§ **Task brief**
Write the records out again exactly, but without pictures.

Data entries:
--- START ---

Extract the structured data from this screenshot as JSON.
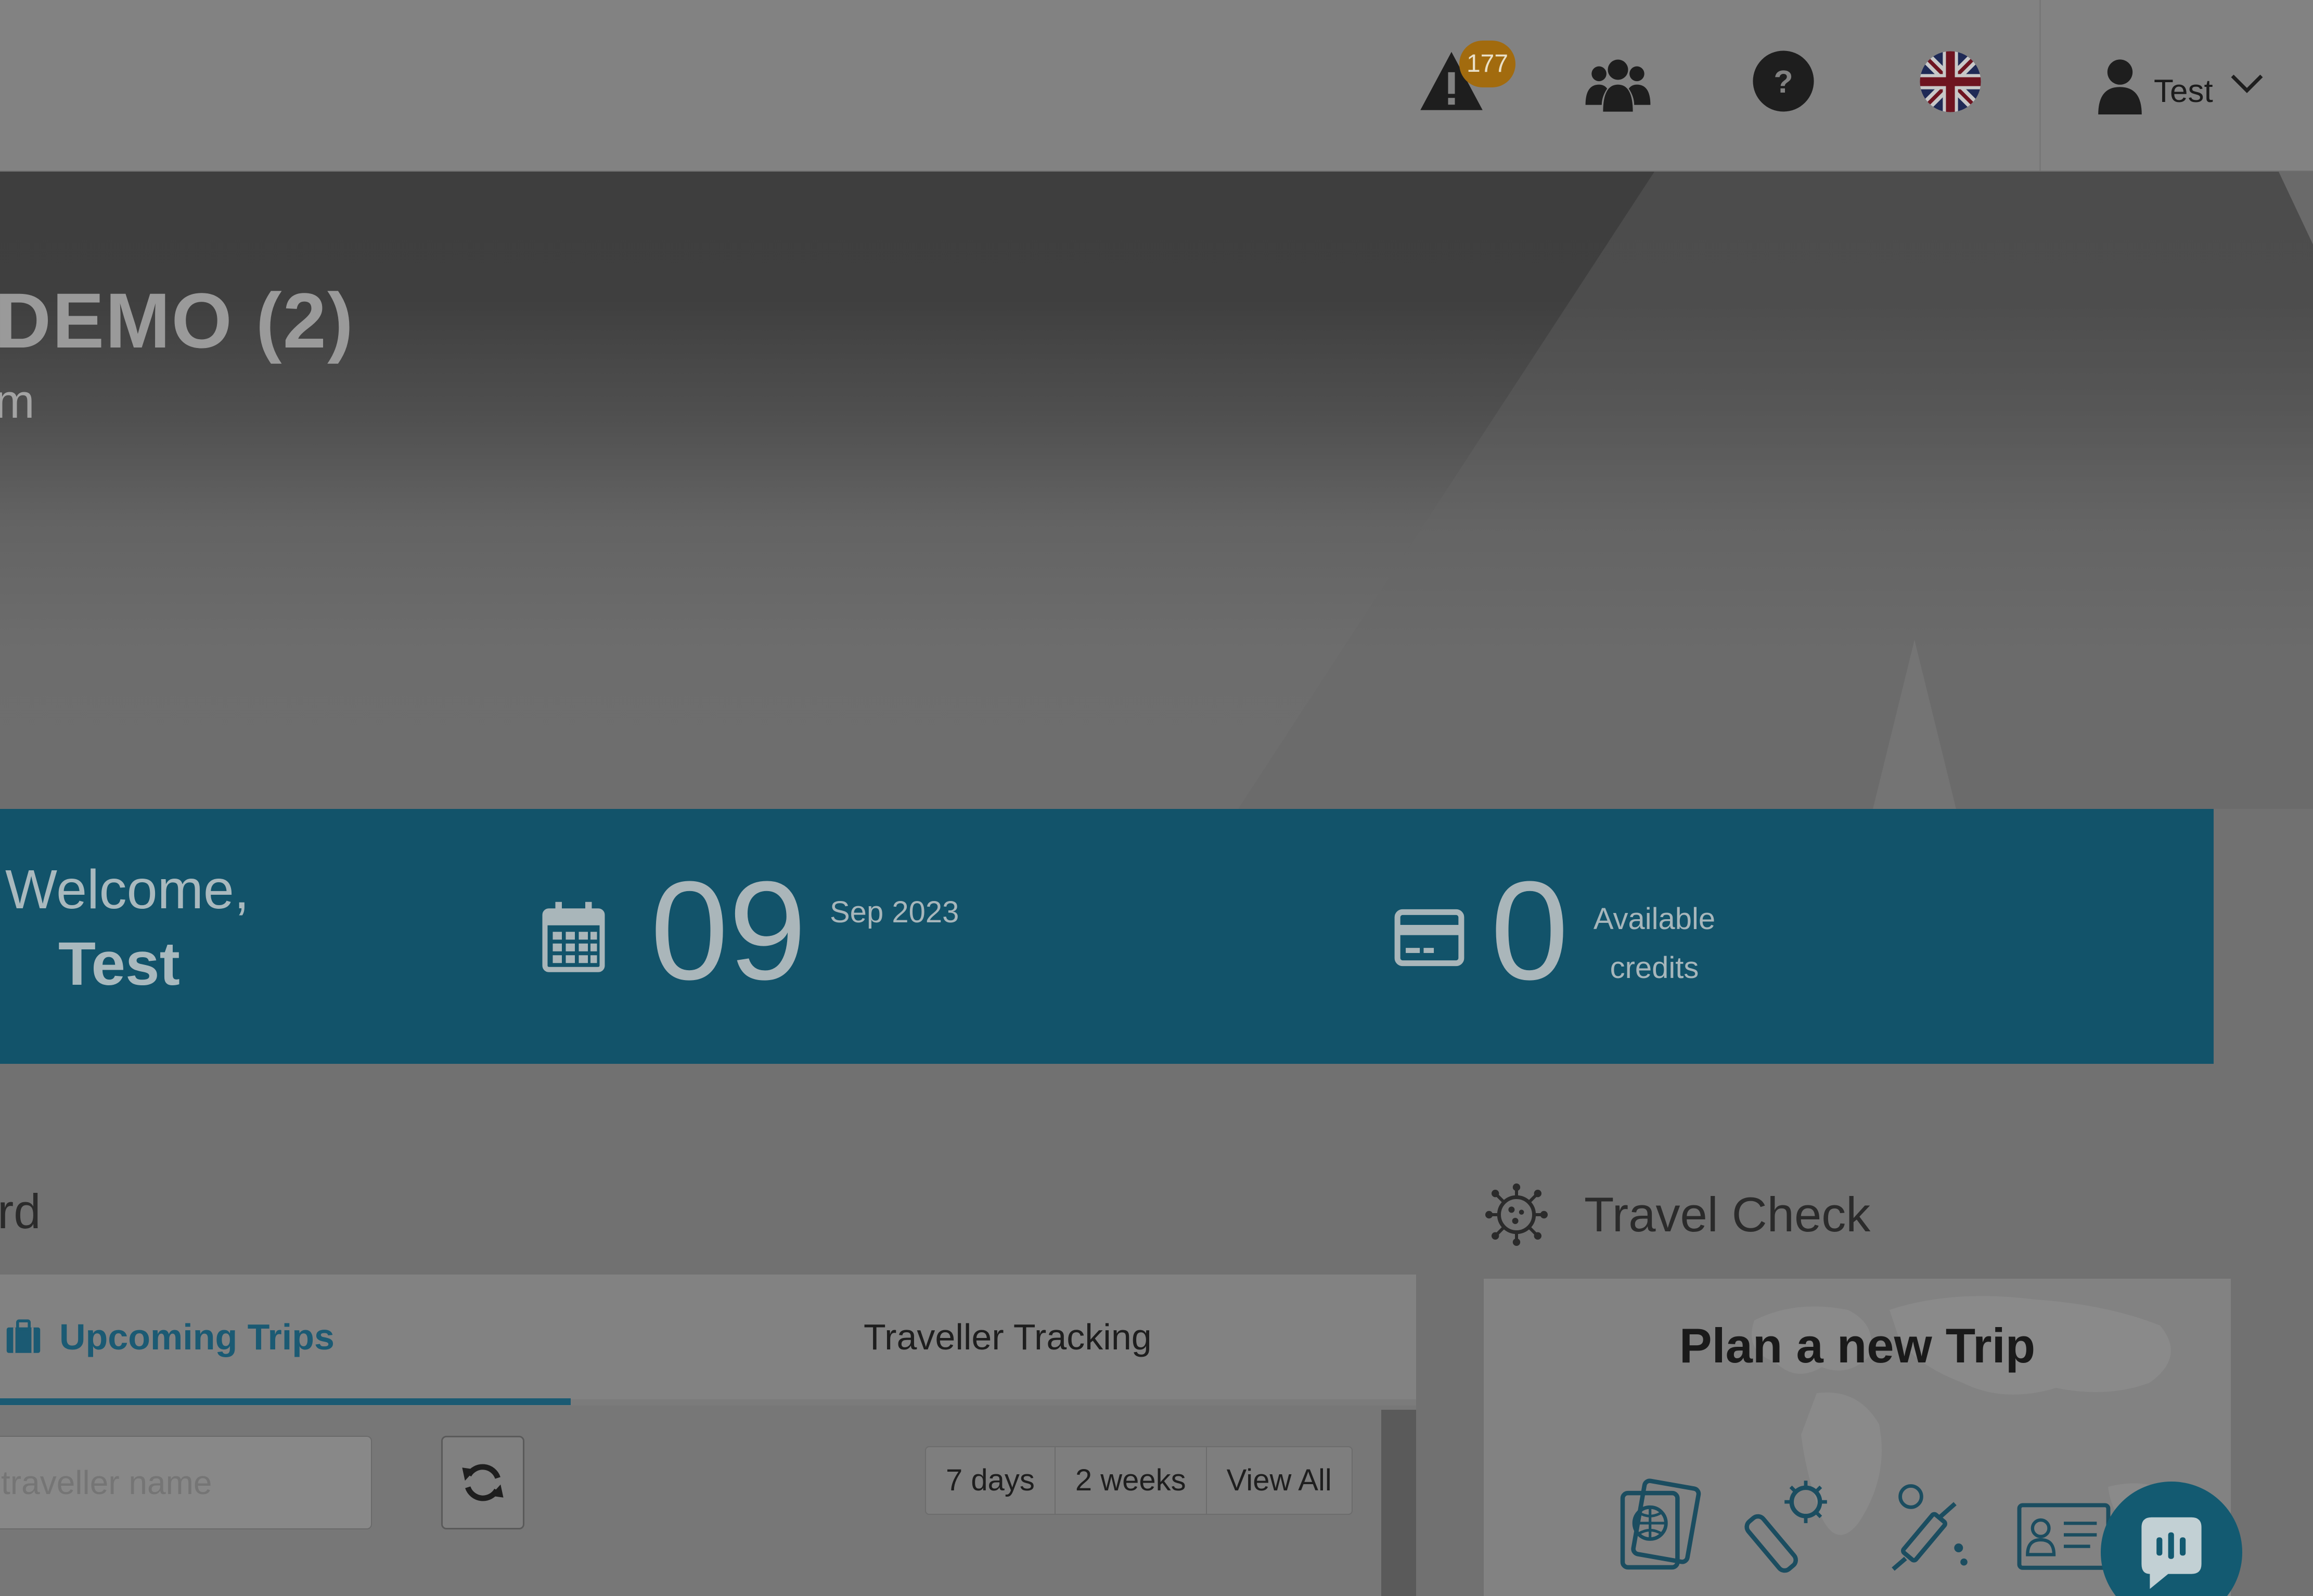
{
  "topbar": {
    "alerts_count": "177",
    "user_name": "Test",
    "icons": [
      "alert-triangle-icon",
      "team-icon",
      "help-icon",
      "uk-flag-icon",
      "user-icon",
      "chevron-down-icon"
    ]
  },
  "hero": {
    "title": "DEMO (2)",
    "subtitle": "m"
  },
  "banner": {
    "welcome_line1": "Welcome,",
    "welcome_name": "Test",
    "day": "09",
    "month_year": "Sep 2023",
    "credits_value": "0",
    "credits_label_line1": "Available",
    "credits_label_line2": "credits"
  },
  "dashboard": {
    "title_fragment": "rd",
    "tabs": [
      {
        "label": "Upcoming Trips",
        "active": true
      },
      {
        "label": "Traveller Tracking",
        "active": false
      }
    ],
    "search_placeholder": "traveller name",
    "ranges": [
      "7 days",
      "2 weeks",
      "View All"
    ]
  },
  "travel_check": {
    "title": "Travel Check",
    "plan_title": "Plan a new Trip",
    "icons": [
      "passport-icon",
      "covid-test-icon",
      "vaccine-icon",
      "id-card-icon"
    ]
  },
  "colors": {
    "banner": "#12536a",
    "accent": "#1b5a73",
    "badge": "#a26b0e"
  }
}
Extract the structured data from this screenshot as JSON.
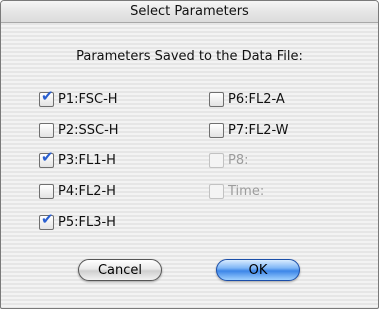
{
  "dialog": {
    "title": "Select Parameters",
    "heading": "Parameters Saved to the Data File:",
    "parameters": [
      {
        "label": "P1:FSC-H",
        "checked": true,
        "enabled": true
      },
      {
        "label": "P2:SSC-H",
        "checked": false,
        "enabled": true
      },
      {
        "label": "P3:FL1-H",
        "checked": true,
        "enabled": true
      },
      {
        "label": "P4:FL2-H",
        "checked": false,
        "enabled": true
      },
      {
        "label": "P5:FL3-H",
        "checked": true,
        "enabled": true
      },
      {
        "label": "P6:FL2-A",
        "checked": false,
        "enabled": true
      },
      {
        "label": "P7:FL2-W",
        "checked": false,
        "enabled": true
      },
      {
        "label": "P8:",
        "checked": false,
        "enabled": false
      },
      {
        "label": "Time:",
        "checked": false,
        "enabled": false
      }
    ],
    "buttons": {
      "cancel": "Cancel",
      "ok": "OK"
    },
    "checkmark": "✔"
  }
}
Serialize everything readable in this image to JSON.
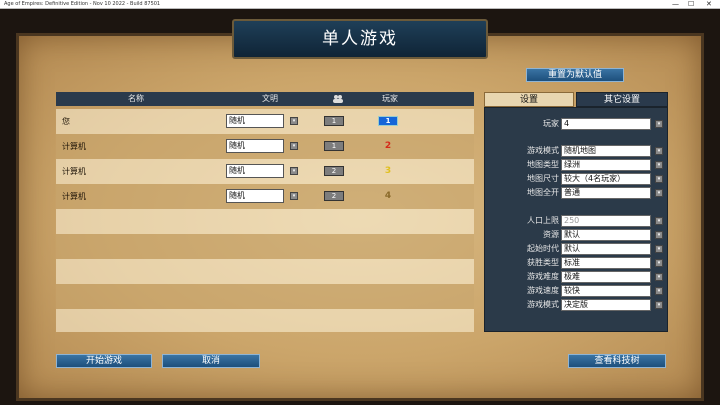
{
  "window": {
    "title": "Age of Empires: Definitive Edition - Nov 10 2022 - Build 87501",
    "minimize": "—",
    "maximize": "☐",
    "close": "✕"
  },
  "screen": {
    "title": "单人游戏"
  },
  "buttons": {
    "reset_defaults": "重置为默认值",
    "start_game": "开始游戏",
    "cancel": "取消",
    "view_tech_tree": "查看科技树"
  },
  "player_table": {
    "headers": {
      "name": "名称",
      "civ": "文明",
      "team_icon": "team-icon",
      "player": "玩家"
    },
    "rows": [
      {
        "name": "您",
        "civ": "随机",
        "team": "1",
        "player": "1",
        "player_color": "#1565d8"
      },
      {
        "name": "计算机",
        "civ": "随机",
        "team": "1",
        "player": "2",
        "player_color": "#d42a1a"
      },
      {
        "name": "计算机",
        "civ": "随机",
        "team": "2",
        "player": "3",
        "player_color": "#e0c020"
      },
      {
        "name": "计算机",
        "civ": "随机",
        "team": "2",
        "player": "4",
        "player_color": "#8a6a2a"
      }
    ]
  },
  "settings": {
    "tabs": {
      "settings": "设置",
      "other": "其它设置"
    },
    "players": {
      "label": "玩家",
      "value": "4"
    },
    "game_mode": {
      "label": "游戏模式",
      "value": "随机地图"
    },
    "map_type": {
      "label": "地图类型",
      "value": "绿洲"
    },
    "map_size": {
      "label": "地图尺寸",
      "value": "较大（4名玩家）"
    },
    "reveal_map": {
      "label": "地图全开",
      "value": "普通"
    },
    "pop_limit": {
      "label": "人口上限",
      "value": "250"
    },
    "resources": {
      "label": "资源",
      "value": "默认"
    },
    "starting_age": {
      "label": "起始时代",
      "value": "默认"
    },
    "victory": {
      "label": "获胜类型",
      "value": "标准"
    },
    "difficulty": {
      "label": "游戏难度",
      "value": "极难"
    },
    "game_speed": {
      "label": "游戏速度",
      "value": "较快"
    },
    "game_mode2": {
      "label": "游戏模式",
      "value": "决定版"
    }
  },
  "colors": {
    "accent_blue": "#1d4f7c",
    "panel": "#2b3a49"
  }
}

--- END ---

§ **Finished task**
Extract the structured data from this screenshot as JSON.
{
  "topbar": {
    "alerts_count": "177",
    "user_name": "Test",
    "icons": [
      "alert-triangle-icon",
      "team-icon",
      "help-icon",
      "uk-flag-icon",
      "user-icon",
      "chevron-down-icon"
    ]
  },
  "hero": {
    "title": "DEMO (2)",
    "subtitle": "m"
  },
  "banner": {
    "welcome_line1": "Welcome,",
    "welcome_name": "Test",
    "day": "09",
    "month_year": "Sep 2023",
    "credits_value": "0",
    "credits_label_line1": "Available",
    "credits_label_line2": "credits"
  },
  "dashboard": {
    "title_fragment": "rd",
    "tabs": [
      {
        "label": "Upcoming Trips",
        "active": true
      },
      {
        "label": "Traveller Tracking",
        "active": false
      }
    ],
    "search_placeholder": "traveller name",
    "ranges": [
      "7 days",
      "2 weeks",
      "View All"
    ]
  },
  "travel_check": {
    "title": "Travel Check",
    "plan_title": "Plan a new Trip",
    "icons": [
      "passport-icon",
      "covid-test-icon",
      "vaccine-icon",
      "id-card-icon"
    ]
  },
  "colors": {
    "banner": "#12536a",
    "accent": "#1b5a73",
    "badge": "#a26b0e"
  }
}
Extract the structured data from this screenshot as JSON.
{
  "dialog": {
    "title": "Select Parameters",
    "heading": "Parameters Saved to the Data File:",
    "parameters": [
      {
        "label": "P1:FSC-H",
        "checked": true,
        "enabled": true
      },
      {
        "label": "P2:SSC-H",
        "checked": false,
        "enabled": true
      },
      {
        "label": "P3:FL1-H",
        "checked": true,
        "enabled": true
      },
      {
        "label": "P4:FL2-H",
        "checked": false,
        "enabled": true
      },
      {
        "label": "P5:FL3-H",
        "checked": true,
        "enabled": true
      },
      {
        "label": "P6:FL2-A",
        "checked": false,
        "enabled": true
      },
      {
        "label": "P7:FL2-W",
        "checked": false,
        "enabled": true
      },
      {
        "label": "P8:",
        "checked": false,
        "enabled": false
      },
      {
        "label": "Time:",
        "checked": false,
        "enabled": false
      }
    ],
    "buttons": {
      "cancel": "Cancel",
      "ok": "OK"
    },
    "checkmark": "✔"
  }
}
Serialize everything readable in this image to JSON.
{
  "window": {
    "title": "Age of Empires: Definitive Edition - Nov 10 2022 - Build 87501",
    "minimize": "—",
    "maximize": "☐",
    "close": "✕"
  },
  "screen": {
    "title": "单人游戏"
  },
  "buttons": {
    "reset_defaults": "重置为默认值",
    "start_game": "开始游戏",
    "cancel": "取消",
    "view_tech_tree": "查看科技树"
  },
  "player_table": {
    "headers": {
      "name": "名称",
      "civ": "文明",
      "team_icon": "team-icon",
      "player": "玩家"
    },
    "rows": [
      {
        "name": "您",
        "civ": "随机",
        "team": "1",
        "player": "1",
        "player_color": "#1565d8"
      },
      {
        "name": "计算机",
        "civ": "随机",
        "team": "1",
        "player": "2",
        "player_color": "#d42a1a"
      },
      {
        "name": "计算机",
        "civ": "随机",
        "team": "2",
        "player": "3",
        "player_color": "#e0c020"
      },
      {
        "name": "计算机",
        "civ": "随机",
        "team": "2",
        "player": "4",
        "player_color": "#8a6a2a"
      }
    ]
  },
  "settings": {
    "tabs": {
      "settings": "设置",
      "other": "其它设置"
    },
    "players": {
      "label": "玩家",
      "value": "4"
    },
    "game_mode": {
      "label": "游戏模式",
      "value": "随机地图"
    },
    "map_type": {
      "label": "地图类型",
      "value": "绿洲"
    },
    "map_size": {
      "label": "地图尺寸",
      "value": "较大（4名玩家）"
    },
    "reveal_map": {
      "label": "地图全开",
      "value": "普通"
    },
    "pop_limit": {
      "label": "人口上限",
      "value": "250"
    },
    "resources": {
      "label": "资源",
      "value": "默认"
    },
    "starting_age": {
      "label": "起始时代",
      "value": "默认"
    },
    "victory": {
      "label": "获胜类型",
      "value": "标准"
    },
    "difficulty": {
      "label": "游戏难度",
      "value": "极难"
    },
    "game_speed": {
      "label": "游戏速度",
      "value": "较快"
    },
    "game_mode2": {
      "label": "游戏模式",
      "value": "决定版"
    }
  },
  "colors": {
    "accent_blue": "#1d4f7c",
    "panel": "#2b3a49"
  }
}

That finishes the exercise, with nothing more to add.